Quite a lot, actually. Rule 1.3.033 (opens in new tab) states that: 

Socks and overshoes used in competition may not rise above the height defined by half the distance between the middle of the lateral malleolus and the middle of the fibula head.

Further:

Modifications to the surface roughness of clothing are authorized but may only be the result of threading, weaving or assembling of the fabric. Surface roughness modifications shall be limited to a profile difference of 1mm at most.

So long socks with built-in aero features that aren't part of the weave are a no-no if the UCI is around. And it checks at races for compliance.

Can my socks keep me safe?

While the fashionistas among us have long accented kits with tall bright socks, they're improving their visibility on the road whether they know it or not.

A 2013 study conducted by the University of Queensland found the best place for reflective detailing to help drivers identify riders in low light situations more quickly is moving parts like the knees and ankles.

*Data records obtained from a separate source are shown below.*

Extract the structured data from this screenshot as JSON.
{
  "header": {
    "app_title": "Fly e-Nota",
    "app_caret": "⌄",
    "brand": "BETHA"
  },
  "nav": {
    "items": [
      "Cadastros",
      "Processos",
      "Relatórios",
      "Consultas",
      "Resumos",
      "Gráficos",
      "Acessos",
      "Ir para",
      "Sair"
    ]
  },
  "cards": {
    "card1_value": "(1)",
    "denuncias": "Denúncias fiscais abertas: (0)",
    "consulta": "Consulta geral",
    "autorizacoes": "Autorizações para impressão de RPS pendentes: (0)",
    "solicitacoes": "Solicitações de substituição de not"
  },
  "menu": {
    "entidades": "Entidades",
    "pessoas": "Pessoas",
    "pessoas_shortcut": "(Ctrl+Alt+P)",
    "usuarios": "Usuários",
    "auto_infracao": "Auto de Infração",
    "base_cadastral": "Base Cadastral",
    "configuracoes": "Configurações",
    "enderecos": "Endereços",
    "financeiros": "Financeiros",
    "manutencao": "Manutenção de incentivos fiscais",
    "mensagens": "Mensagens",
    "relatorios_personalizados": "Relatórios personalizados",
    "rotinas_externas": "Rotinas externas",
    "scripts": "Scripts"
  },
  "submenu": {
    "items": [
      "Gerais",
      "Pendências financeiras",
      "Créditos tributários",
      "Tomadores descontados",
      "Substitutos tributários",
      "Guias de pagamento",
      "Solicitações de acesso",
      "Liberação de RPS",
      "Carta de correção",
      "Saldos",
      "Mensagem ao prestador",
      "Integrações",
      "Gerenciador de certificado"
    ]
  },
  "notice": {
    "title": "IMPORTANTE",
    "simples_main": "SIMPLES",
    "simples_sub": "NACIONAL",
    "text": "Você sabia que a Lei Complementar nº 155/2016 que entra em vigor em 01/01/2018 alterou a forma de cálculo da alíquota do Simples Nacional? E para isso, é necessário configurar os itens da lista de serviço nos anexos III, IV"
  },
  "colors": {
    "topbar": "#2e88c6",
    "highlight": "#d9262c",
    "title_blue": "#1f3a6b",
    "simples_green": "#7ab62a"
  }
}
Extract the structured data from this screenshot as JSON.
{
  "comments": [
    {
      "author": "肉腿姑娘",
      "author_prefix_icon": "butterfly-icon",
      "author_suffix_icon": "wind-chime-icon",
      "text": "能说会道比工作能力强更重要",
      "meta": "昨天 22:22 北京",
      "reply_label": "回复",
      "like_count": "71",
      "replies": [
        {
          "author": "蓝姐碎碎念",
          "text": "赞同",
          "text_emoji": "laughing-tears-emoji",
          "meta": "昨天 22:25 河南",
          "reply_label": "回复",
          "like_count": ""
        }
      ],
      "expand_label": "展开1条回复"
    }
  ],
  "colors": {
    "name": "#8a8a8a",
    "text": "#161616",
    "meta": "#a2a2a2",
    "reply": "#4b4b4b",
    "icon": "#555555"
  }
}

Studies conducted by Clemson University and Trek Bikes into visible perception found through a phenomenon called sensitivity bio-motion (humans are really good at seeing other humans) that we are especially good at picking out human movement against cluttered backgrounds. The studies concluded with this acuity for human motion, drawing attention to major movable joints with reflective accents or bright and contrasting colours (during the day) helps drivers to see us.

So by slipping into a colourful pair of socks, you're also increasing your visibility on the road.

Based on the Gold Coast of Australia, Colin has written tech content for cycling publication for a decade. With hundreds of buyer's guides, reviews and how-tos published in Bike Radar, Cyclingnews, Bike Perfect and Cycling Weekly, as well as in numerous publications dedicated to his other passion, skiing. 


Colin was a key contributor to Cyclingnews between 2019 and 2021, during which time he helped build the site's tech coverage from the ground up. Nowadays he works full-time as the news and content editor of Flow MTB magazine.